(Records shown Opens)

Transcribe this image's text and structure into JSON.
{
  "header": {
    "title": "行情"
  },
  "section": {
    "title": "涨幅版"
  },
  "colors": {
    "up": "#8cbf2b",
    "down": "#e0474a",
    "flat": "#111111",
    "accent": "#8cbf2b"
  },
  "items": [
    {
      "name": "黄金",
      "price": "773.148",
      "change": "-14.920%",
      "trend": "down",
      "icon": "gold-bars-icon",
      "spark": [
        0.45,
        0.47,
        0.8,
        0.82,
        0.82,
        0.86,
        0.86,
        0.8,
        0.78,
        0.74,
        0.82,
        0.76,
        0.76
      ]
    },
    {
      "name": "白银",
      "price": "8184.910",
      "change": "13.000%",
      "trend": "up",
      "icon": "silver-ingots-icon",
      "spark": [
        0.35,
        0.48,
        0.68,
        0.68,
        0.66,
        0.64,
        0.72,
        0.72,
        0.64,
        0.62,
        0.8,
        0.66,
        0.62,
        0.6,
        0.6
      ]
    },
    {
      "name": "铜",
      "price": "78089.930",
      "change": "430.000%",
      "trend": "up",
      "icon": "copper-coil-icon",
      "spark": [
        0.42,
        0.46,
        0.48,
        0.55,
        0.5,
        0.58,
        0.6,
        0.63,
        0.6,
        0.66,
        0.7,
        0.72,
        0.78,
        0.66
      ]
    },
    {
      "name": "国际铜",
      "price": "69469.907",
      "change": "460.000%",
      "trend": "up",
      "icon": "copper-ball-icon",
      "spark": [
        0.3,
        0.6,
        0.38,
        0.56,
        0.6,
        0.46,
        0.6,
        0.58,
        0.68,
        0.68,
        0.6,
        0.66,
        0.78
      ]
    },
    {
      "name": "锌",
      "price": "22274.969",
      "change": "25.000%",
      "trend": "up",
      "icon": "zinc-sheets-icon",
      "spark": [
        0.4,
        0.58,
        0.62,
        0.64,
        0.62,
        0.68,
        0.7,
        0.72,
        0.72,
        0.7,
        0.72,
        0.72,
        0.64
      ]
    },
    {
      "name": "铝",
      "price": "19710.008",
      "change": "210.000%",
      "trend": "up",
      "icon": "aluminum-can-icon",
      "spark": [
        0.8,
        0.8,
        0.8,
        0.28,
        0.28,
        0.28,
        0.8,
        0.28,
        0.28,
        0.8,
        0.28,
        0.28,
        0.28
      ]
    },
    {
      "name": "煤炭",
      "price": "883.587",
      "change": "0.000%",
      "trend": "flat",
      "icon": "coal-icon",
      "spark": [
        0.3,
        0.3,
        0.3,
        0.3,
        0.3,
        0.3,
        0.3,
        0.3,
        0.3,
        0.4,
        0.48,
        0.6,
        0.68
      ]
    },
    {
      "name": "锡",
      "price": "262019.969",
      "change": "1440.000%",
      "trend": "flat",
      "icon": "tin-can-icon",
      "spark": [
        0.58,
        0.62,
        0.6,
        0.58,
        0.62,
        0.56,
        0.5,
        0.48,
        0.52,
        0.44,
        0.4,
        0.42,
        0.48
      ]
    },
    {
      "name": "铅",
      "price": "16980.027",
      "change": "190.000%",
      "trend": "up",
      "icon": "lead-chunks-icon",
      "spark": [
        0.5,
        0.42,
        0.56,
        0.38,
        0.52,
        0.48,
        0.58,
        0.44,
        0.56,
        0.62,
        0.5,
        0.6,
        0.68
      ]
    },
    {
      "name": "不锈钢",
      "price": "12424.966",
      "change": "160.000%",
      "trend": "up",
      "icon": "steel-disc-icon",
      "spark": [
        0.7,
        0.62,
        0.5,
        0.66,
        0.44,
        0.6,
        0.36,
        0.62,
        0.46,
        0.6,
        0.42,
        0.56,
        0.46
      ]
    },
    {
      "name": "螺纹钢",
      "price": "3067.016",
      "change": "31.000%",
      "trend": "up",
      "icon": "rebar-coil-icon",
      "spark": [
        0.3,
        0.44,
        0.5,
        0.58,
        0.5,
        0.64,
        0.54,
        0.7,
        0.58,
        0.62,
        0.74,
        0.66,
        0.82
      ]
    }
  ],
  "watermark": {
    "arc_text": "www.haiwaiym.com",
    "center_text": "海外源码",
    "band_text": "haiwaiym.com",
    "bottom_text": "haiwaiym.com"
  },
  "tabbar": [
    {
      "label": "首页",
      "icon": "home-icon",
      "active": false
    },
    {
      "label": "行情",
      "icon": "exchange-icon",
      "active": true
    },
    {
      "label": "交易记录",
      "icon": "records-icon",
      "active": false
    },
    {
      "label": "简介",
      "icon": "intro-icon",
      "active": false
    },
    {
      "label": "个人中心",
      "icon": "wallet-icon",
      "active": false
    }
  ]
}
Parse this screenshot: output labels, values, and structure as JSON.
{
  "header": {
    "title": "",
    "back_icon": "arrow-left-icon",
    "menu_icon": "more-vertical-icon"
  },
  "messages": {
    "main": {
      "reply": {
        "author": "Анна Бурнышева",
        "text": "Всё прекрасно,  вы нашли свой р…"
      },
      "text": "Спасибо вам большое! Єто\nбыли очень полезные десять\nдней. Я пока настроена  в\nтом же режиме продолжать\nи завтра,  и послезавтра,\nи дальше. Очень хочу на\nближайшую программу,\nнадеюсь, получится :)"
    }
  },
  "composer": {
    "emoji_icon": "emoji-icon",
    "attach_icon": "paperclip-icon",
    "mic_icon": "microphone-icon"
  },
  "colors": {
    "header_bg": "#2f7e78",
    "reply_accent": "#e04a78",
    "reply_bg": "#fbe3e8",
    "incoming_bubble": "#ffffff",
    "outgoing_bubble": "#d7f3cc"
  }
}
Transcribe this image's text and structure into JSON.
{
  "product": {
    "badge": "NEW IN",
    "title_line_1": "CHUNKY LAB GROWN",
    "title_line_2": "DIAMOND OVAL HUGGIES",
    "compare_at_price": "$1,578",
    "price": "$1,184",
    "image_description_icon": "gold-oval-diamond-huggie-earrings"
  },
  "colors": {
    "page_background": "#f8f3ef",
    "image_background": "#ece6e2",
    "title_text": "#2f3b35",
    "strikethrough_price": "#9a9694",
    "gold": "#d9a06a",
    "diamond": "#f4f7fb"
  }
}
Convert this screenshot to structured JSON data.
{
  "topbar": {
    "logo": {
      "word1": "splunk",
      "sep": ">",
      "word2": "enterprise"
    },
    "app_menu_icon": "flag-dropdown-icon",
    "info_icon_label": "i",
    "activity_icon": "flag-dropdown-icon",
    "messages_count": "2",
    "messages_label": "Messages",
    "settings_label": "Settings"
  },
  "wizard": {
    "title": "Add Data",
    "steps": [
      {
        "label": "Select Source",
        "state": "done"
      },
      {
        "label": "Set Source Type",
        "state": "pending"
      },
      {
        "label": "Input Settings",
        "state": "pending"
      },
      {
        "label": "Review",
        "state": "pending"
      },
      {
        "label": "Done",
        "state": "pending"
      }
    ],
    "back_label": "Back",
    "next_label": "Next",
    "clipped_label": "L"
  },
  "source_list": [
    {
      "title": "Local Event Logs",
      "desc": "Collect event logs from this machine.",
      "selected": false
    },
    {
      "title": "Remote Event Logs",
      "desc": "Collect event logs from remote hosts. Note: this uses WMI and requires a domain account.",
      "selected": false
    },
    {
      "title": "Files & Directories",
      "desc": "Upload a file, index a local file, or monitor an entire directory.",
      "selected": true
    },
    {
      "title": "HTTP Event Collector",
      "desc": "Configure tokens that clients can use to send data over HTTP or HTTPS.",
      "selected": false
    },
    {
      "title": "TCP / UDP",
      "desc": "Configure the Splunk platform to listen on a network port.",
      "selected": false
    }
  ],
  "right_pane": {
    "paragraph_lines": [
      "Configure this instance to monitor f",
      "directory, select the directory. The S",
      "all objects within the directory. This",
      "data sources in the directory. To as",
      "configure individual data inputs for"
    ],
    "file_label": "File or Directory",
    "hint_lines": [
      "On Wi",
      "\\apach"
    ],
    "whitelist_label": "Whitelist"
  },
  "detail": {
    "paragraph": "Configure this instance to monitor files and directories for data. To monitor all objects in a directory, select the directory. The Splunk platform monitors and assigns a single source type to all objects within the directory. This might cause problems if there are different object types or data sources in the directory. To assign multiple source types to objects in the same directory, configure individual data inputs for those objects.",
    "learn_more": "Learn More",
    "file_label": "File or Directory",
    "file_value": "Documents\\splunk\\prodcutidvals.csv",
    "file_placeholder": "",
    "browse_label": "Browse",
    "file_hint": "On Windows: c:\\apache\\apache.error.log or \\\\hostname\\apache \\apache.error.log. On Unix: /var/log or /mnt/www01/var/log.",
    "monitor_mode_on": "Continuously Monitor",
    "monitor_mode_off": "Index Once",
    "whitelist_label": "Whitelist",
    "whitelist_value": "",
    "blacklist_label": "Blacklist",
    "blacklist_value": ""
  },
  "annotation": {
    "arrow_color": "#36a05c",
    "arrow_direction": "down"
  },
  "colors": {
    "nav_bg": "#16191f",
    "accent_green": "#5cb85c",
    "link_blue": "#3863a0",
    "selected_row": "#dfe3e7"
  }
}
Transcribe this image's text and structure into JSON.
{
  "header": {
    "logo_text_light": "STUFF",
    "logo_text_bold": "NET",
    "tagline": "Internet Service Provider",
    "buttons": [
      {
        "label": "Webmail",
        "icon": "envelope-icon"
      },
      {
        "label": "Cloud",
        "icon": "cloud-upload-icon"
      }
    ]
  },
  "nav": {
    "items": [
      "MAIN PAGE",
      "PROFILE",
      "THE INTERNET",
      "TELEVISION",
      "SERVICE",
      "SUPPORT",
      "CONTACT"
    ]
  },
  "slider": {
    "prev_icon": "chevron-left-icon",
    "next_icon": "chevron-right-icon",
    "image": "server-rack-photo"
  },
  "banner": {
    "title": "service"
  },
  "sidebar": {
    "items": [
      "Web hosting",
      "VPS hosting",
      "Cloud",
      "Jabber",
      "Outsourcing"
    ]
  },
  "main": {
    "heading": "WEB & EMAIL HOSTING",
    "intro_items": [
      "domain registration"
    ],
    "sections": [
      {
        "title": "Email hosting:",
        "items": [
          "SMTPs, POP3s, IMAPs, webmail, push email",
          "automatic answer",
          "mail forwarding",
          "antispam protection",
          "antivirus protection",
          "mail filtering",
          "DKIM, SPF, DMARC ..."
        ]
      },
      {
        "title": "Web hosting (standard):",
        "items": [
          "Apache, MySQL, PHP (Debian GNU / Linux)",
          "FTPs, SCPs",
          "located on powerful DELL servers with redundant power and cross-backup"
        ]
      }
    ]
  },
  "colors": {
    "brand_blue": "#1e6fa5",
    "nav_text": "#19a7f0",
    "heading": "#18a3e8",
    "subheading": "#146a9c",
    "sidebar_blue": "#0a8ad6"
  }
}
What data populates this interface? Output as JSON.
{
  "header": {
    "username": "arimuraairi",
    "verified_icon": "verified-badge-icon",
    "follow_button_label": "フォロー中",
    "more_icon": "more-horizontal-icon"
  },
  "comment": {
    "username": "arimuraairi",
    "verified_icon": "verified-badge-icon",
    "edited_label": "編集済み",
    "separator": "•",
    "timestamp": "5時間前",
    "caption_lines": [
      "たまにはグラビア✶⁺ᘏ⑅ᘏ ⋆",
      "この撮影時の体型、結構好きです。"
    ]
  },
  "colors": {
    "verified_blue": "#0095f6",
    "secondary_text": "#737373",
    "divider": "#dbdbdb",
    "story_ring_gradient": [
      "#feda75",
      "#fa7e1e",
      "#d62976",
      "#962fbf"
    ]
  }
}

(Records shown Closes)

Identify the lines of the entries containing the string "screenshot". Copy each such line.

Parse this screenshot: output labels, values, and structure as JSON.
Convert this screenshot to structured JSON data.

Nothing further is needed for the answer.